Miskin was indefinitely suspended from the University of North Dakota in 1999 for violating the student code of conduct by stalking and harassing Wagner and for disrupting campus offices.
Wagner then sued Miskin the following year, accusing her of making defamatory and sexually explicit remarks about him on her Web site and on campus.
The articles published on Miskin’s Web site, www.undnews.com, relate almost exclusively to the University of North Dakota and its staff, according to court documents. The expressed purpose of the site is to ‘prevent others from being abused by UND’ and generate exposure to help ‘UND’s administration correct past problems so all of us can be proud of the University of North Dakota.’
Miskin, who now lives in Minnesota, claimed that North Dakota courts did not have jurisdiction over the statements she made on the Internet because she posted articles on her Web site from outside the state.
The North Dakota Supreme Court determined that it had grounds to rule in the case because Miskin ‘did particularly and directly target North Dakota with her website, specifically resident John Wagner.’ The court said Miskin was living in North Dakota when many of the communications in question took place.
The court, which had not previously considered an Internet jurisdiction case, did not set a standard for cases involving Internet postings from out-of-state sources.
Miskin said that she does not plan to pay the $3 million because the basis for the decision ‘was unconstitutional.’ She said she has filed for a rehearing and plans to appeal the decision to the U.S. Supreme Court.
In another case involving statements made online, the court’s decision hinged on whether the information was of public interest.

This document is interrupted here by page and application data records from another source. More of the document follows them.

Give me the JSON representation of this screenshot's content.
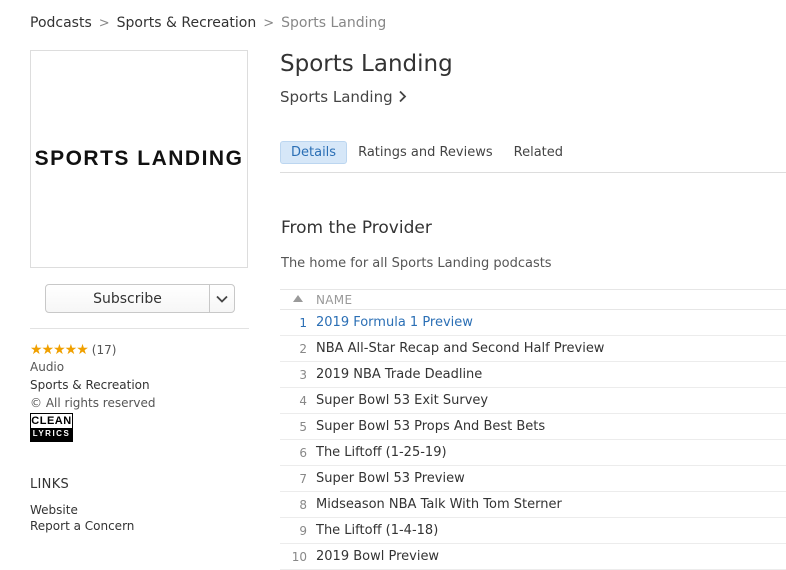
{
  "breadcrumb": {
    "items": [
      "Podcasts",
      "Sports & Recreation",
      "Sports Landing"
    ],
    "separator": ">"
  },
  "artwork": {
    "logo_text": "SPORTS LANDING"
  },
  "subscribe": {
    "label": "Subscribe",
    "dropdown_icon": "chevron-down-icon"
  },
  "rating": {
    "stars": "★★★★★",
    "count": "(17)",
    "value": 5,
    "star_color": "#f0a000"
  },
  "meta": {
    "kind": "Audio",
    "category": "Sports & Recreation",
    "copyright": "© All rights reserved"
  },
  "clean_badge": {
    "top": "CLEAN",
    "bottom": "LYRICS"
  },
  "links": {
    "heading": "LINKS",
    "items": [
      "Website",
      "Report a Concern"
    ]
  },
  "podcast": {
    "title": "Sports Landing",
    "provider": "Sports Landing"
  },
  "tabs": [
    "Details",
    "Ratings and Reviews",
    "Related"
  ],
  "active_tab": "Details",
  "provider_section": {
    "heading": "From the Provider",
    "description": "The home for all Sports Landing podcasts"
  },
  "episodes": {
    "sort_icon": "sort-up-icon",
    "column_header": "NAME",
    "rows": [
      {
        "num": "1",
        "name": "2019 Formula 1 Preview"
      },
      {
        "num": "2",
        "name": "NBA All-Star Recap and Second Half Preview"
      },
      {
        "num": "3",
        "name": "2019 NBA Trade Deadline"
      },
      {
        "num": "4",
        "name": "Super Bowl 53 Exit Survey"
      },
      {
        "num": "5",
        "name": "Super Bowl 53 Props And Best Bets"
      },
      {
        "num": "6",
        "name": "The Liftoff (1-25-19)"
      },
      {
        "num": "7",
        "name": "Super Bowl 53 Preview"
      },
      {
        "num": "8",
        "name": "Midseason NBA Talk With Tom Sterner"
      },
      {
        "num": "9",
        "name": "The Liftoff (1-4-18)"
      },
      {
        "num": "10",
        "name": "2019 Bowl Preview"
      }
    ]
  },
  "colors": {
    "accent": "#2b6fb5",
    "tab_active_bg": "#d6e7f8"
  }
}
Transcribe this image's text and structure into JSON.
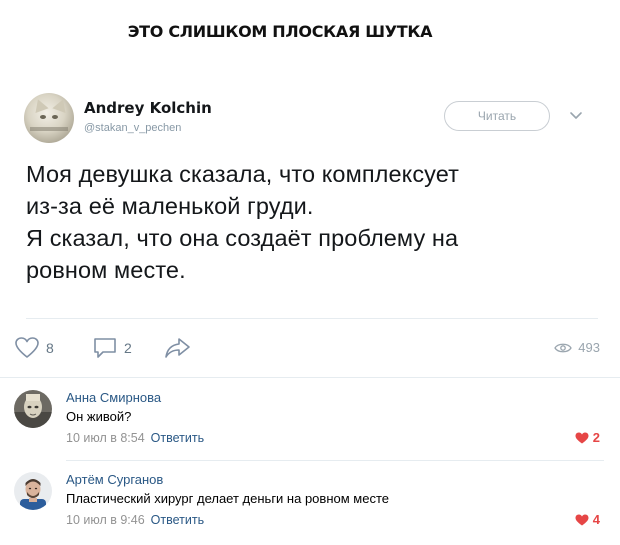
{
  "caption": "ЭТО СЛИШКОМ ПЛОСКАЯ ШУТКА",
  "tweet": {
    "author_name": "Andrey Kolchin",
    "author_handle": "@stakan_v_pechen",
    "follow_label": "Читать",
    "text_lines": [
      "Моя девушка сказала, что комплексует",
      "из-за её маленькой груди.",
      "Я сказал, что она создаёт проблему на",
      "ровном месте."
    ]
  },
  "actions": {
    "likes": "8",
    "comments": "2",
    "views": "493"
  },
  "comments": [
    {
      "author": "Анна Смирнова",
      "text": "Он живой?",
      "date": "10 июл в 8:54",
      "reply_label": "Ответить",
      "likes": "2"
    },
    {
      "author": "Артём Сурганов",
      "text": "Пластический хирург делает деньги на ровном месте",
      "date": "10 июл в 9:46",
      "reply_label": "Ответить",
      "likes": "4"
    }
  ],
  "colors": {
    "link": "#2a5885",
    "like_red": "#e64646",
    "muted": "#939393"
  }
}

The Louisiana Court of Appeal, Second Circuit, threw out a defamation lawsuit brought against a former professor at University of Louisiana at Monroe for his highly critical remarks about administrators. Former ULM professor John Scott posted them on his Web site, ‘Truth At ULM,’ which he once operated anonymously.

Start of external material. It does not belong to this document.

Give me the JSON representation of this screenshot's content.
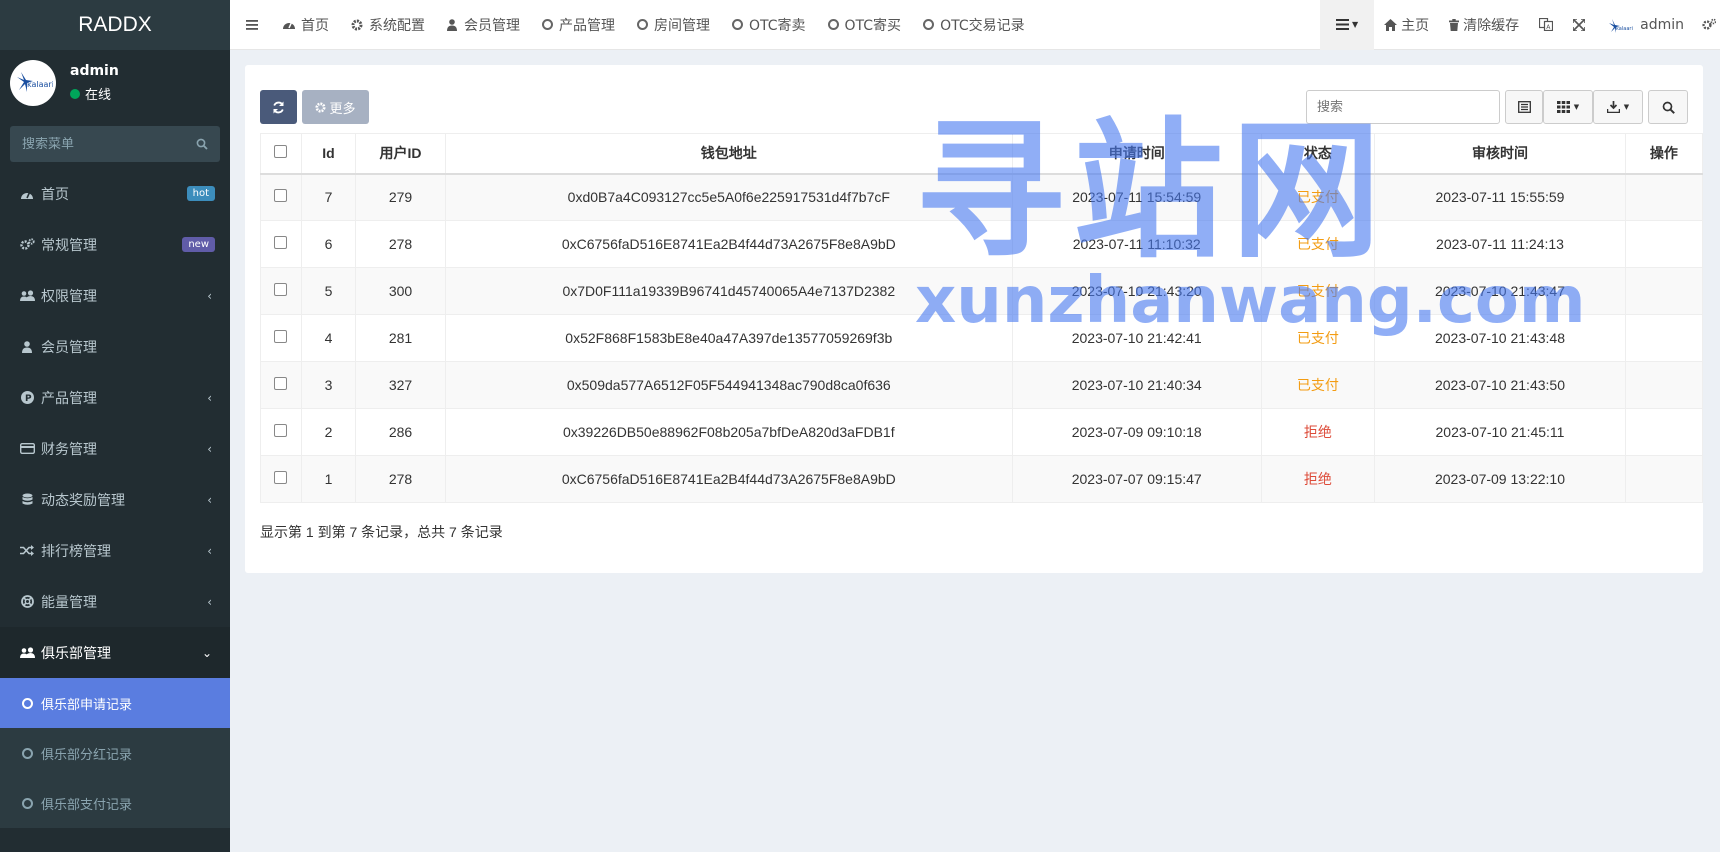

Richard Baxter, the former vice president of external affairs for the university, filed multiple defamation suits claiming that Scott had made statements that damaged his reputation.
According to court records, Scott posted comments in 2000-01 that called into question Baxter’s actions in ‘barring’ a reporter from a meeting and labeled him the ‘ULM Administration hatchet man’ and the ‘Vice-President of Excremental Affairs.’
The three-judge panel of the appeals court based its decision on the state’s version of an anti-SLAPP (Strategic Lawsuits Against Public Participation) law that weeds out ‘meritless’ lawsuits meant to chill protected speech concerning public matters.
In its ruling, the court said the law protected Scott. His Web site, truthatulm.com, contained strong criticisms of what he deemed was ‘mismanagement and abuse of office’ by members of the administration of former university President Lawson Swearingen.
‘We believe that publishing statements relating to matters of public interest on a website is an exercise of one’s constitutional right of free speech,’ the court said. ‘Scott’s writing on the website involved matters of public interest, namely the operation of a public university and the conduct of its administrators in fulfilling their duties.’
The court applied the Supreme Court’s ‘actual malice’ standard for defamation claims brought by public officials. Baxter was forced to prove that the statements were either false or that they were made in reckless disregard of the truth, which the court said he did not do.
The court dismissed the lawsuit with prejudice, meaning Baxter cannot file it again, and ordered him to pay Scott’s legal fees.
CASES: Baxter v. Scott, No. 37,092, 847 So.2d 225 (La.App. 2 Cir. 2003).
Wagner v. Miskin, 660 N.W.2d 593 (N.D. 2003).